Barking up the wrong tree: Supreme Court limits trademark parodies
In a unanimous decision, the U.S. Supreme Court has for the first time considered the so-called Rogers test regarding the use of trademarks in “expressive works” — in this case, a dog toy mocking a famous whiskey brand. The Court’s ruling in Jack Daniel’s Properties, Inc. v. VIP Products LLC, makes clear that liability for both trademark infringement and trademark dilution is heavily dependent on just how a defendant uses another’s mark.
Fighting like cats and dogs
VIP Products makes a squeaky, chewable dog toy designed to look much like a bottle of Jack Daniel’s whiskey. Instead of saying “Jack Daniel’s,” the toy says, “Bad Spaniels.” The toy also replaces “Old No. 7 Brand Tennessee Sour Mash Whiskey” with “The Old No. 2 On Your Tennessee Carpet.”
Jack Daniel’s Properties owns the trademarks in the distinctive whiskey bottle and many of the words and graphics on its label. When it demanded that VIP stop selling the toy, VIP filed a lawsuit, seeking a declaratory judgment that the toy neither infringed nor diluted Jack Daniel’s trademarks. Jack Daniel’s counterclaimed for infringement and dilution.
In a bench trial, the trial court found that consumers were likely to be confused about the source of the toy (infringement) and that the toy’s negative associations with dog excrement would harm Jack Daniel’s reputation (dilution). The U.S. Court of Appeals for the Ninth Circuit reversed, ruling for VIP on dilution and sending the case back to the trial court to apply the Rogers test to the infringement claim. The test, named for the case in which it was created, is designed to protect First Amendment interests in expressive works in a trademark context.
The trial court found that Jack Daniel’s couldn’t satisfy the test and granted pre-trial judgment to VIP on infringement. After the appeals court affirmed, Jack Daniel’s appealed to the Supreme Court on both the infringement and dilution claims.
Chewing it over
Under the Rogers test, when a trademark is used in an “expressive work,” it’s not infringement unless the challenged use of the mark 1) has no artistic relevance to the underlying work, or 2) explicitly misleads as to the source of the content of the work. The Supreme Court considered whether Jack Daniel’s should have had to satisfy this “threshold” test to proceed with its infringement case.

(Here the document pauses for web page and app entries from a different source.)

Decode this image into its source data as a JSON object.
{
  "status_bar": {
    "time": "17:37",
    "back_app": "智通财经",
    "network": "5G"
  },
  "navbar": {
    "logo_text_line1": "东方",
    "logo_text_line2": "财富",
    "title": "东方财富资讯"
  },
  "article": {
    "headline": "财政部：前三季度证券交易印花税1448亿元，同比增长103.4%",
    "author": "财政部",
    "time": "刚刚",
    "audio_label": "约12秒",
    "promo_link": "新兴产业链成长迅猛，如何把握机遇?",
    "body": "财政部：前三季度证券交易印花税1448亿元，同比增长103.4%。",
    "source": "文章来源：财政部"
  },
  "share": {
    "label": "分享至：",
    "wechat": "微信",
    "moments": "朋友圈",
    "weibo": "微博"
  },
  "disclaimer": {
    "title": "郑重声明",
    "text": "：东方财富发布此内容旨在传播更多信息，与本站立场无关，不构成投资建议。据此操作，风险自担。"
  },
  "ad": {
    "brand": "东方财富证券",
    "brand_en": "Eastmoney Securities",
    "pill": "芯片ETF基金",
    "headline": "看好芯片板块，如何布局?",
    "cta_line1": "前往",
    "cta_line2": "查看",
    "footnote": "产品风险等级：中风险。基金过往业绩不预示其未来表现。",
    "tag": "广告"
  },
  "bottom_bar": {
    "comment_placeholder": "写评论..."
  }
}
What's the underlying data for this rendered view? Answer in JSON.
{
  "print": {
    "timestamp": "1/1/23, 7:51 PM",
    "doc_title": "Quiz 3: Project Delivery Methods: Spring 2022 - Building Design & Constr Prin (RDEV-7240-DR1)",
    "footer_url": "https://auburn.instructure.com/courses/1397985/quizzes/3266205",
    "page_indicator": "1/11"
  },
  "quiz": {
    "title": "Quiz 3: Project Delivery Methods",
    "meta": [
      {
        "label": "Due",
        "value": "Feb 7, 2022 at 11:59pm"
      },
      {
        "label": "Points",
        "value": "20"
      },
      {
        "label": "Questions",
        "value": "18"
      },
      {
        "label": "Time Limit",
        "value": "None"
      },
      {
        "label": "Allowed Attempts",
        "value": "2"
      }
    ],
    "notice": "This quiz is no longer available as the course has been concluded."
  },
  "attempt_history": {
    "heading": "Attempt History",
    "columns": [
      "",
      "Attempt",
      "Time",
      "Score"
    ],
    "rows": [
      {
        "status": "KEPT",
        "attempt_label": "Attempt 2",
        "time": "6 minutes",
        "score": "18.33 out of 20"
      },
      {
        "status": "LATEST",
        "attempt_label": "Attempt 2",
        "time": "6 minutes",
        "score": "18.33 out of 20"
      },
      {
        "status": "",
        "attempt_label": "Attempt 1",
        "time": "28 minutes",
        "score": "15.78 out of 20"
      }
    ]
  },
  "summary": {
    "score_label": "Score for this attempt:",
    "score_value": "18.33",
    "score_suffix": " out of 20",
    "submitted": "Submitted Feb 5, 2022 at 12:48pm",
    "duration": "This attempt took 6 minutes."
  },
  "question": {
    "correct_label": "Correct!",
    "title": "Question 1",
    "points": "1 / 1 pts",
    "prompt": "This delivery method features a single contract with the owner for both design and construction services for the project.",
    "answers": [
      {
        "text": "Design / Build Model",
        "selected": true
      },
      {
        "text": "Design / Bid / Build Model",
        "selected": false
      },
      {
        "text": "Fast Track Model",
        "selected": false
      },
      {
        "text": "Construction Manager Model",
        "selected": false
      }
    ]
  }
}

The Court found that the test applies only in “nontrademark” cases where the defendant hasn’t used the mark to identify the source of its goods. It held that the test doesn’t apply where, as here, an alleged infringer uses another’s trademark as a designation of source for its own goods. “When a mark is used as a mark,” the high court said, the likelihood-of-confusion inquiry is sufficient to account for the First Amendment interest in free expression.
Notably, the Supreme Court acknowledged that VIP also uses the marks to parody Jack Daniel’s. This type of message is relevant when assessing confusion because consumers are less likely to think that the maker of a mocked product is itself doing the mocking.
But the Court rejected the Ninth Circuit’s “expansive view” of the “noncommercial use” exception to dilution liability as exempting every parody or humorous commentary. Rather, it said, parody is exempt only if not used to designate source.
Paws for thought
The Court stressed that its ruling in this case was narrow. It didn’t determine whether the Rogers test is ever appropriate or how far the noncommercial use exclusion goes. As the concurrence notes, such questions remain for resolution another day.